The COVID-19 pandemic has introduced a multitude of lifestyle challenges, and communication has been no exception to this. Not only have plexiglass barriers and masks impeded the way we verbally interact, but the transition to more frequent virtual communication has highlighted a scarcity in resources available to help navigate this change. This has been especially taxing for the Deaf and hard of hearing community.
Hi There Solutions, a start-up based out of Colorado in the United States, recognised this problem and answered with the multifunctional mobile app, Hi there!!!. Chase Prieve, Founder of the company, has direct ties to the Deaf and hard of hearing community through his family, and works closely with his father, John Prieve, who has severe hearing loss himself.
“Captions are largely accurate and are comparable with other apps that I have tried with adequate speech-to-text capabilities”

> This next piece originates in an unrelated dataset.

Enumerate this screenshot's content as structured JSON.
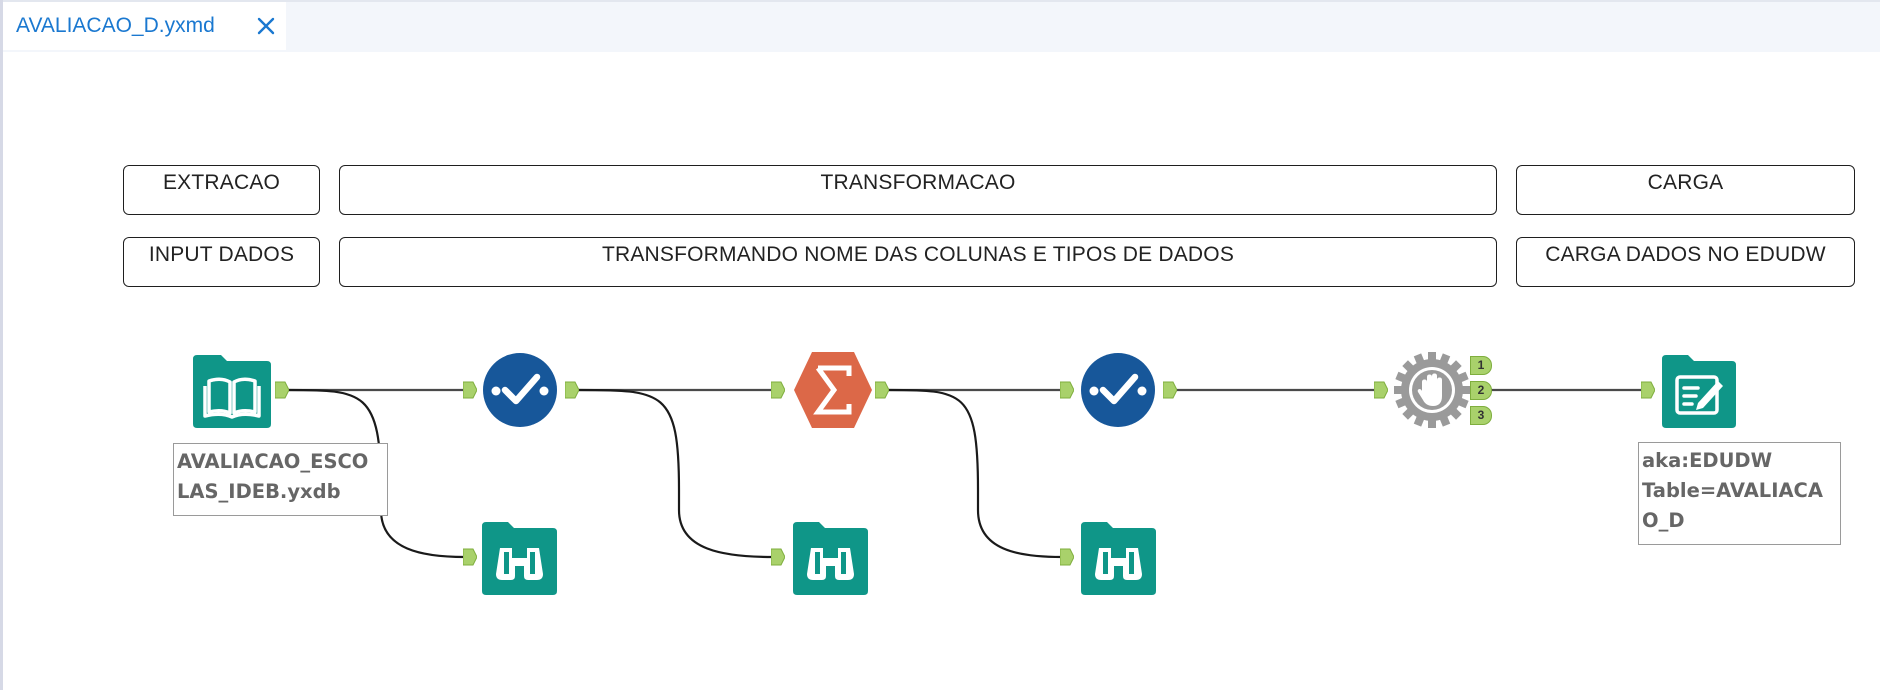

Through the app, users can take part in video-calls with one another, and real-time closed-captioning of the conversation is provided in a scrollable text box. Colour and size of the caption font is customisable to suit user preference. A chat function is also accessible during the call, with messages appearing in speech bubbles in the video chat. Everything is well labelled and the layout makes navigating between functions straightforward, making Hi There!!! user friendly, even for the less technologically inclined.
In terms of functionality, the video quality is good with no noticeable lag. Captions are largely accurate and are comparable with other apps that I have tried with adequate speech-to-text capabilities. Any errors were typically minor and did not obstruct the intended message. Background noise did not infringe on captioning when tested in restaurant noise, although a loud, nearby speaker did. Bluetooth headphones remediate this problem; however, amplification users may have variable experiences depending on whether their devices use built-in microphones or phone microphones for streaming calls. Speech from multiple conversation partners on one end of the call are sufficiently parsed, but the captions can become hard to keep up with. One key drawback is that chat transcription is not available for review once the call ends, though this seems to be due to privacy concerns.
The app will be available in 10 languages at launch, so it will be available to a wide variety of users. Annual subscriptions must be purchased in order to use the app, but with the basic plan being $23.99 (around £18) annually, pricing is fairly competitive in comparison to other captioning apps that I am familiar with. Premium subscriptions also include access to a secondary built-in product, Just Talk!, which converts text-to-speech and speech-to-text, so you have access to two products in one subscription.
“The app will be available in 10 languages at launch, so it will be available to a wide variety of users”
Being subscription-based, however, may also be the app's largest limitation, as both the caller and receiver will need to purchase a subscription in order to use the service. While this means the app is not ideal for infrequent or one-time interactions, it remains a worthwhile option for anyone experiencing persistent communication issues, along with their frequent communication partners.
“This is definitely an exciting step for virtual communication in general, but an especially important step forward for the Deaf and hard of hearing community”
Overall, I see a lot of value in this technology. While video calling has become a much more common method of communication, options that include real-time captions from a mobile phone are quite limited. Hi There!!! offers this technology in a user-friendly and reasonably priced format, useful to anyone using a mobile phone. Hi There Solutions is hoping to evolve Hi There!!! into a comprehensive, communication resource hub designed specifically with the Deaf and hard of hearing community in mind. This is definitely an exciting step for virtual communication in general, but an especially important step forward for the Deaf and hard of hearing community, and something I can see a good portion of my patient’s benefiting from.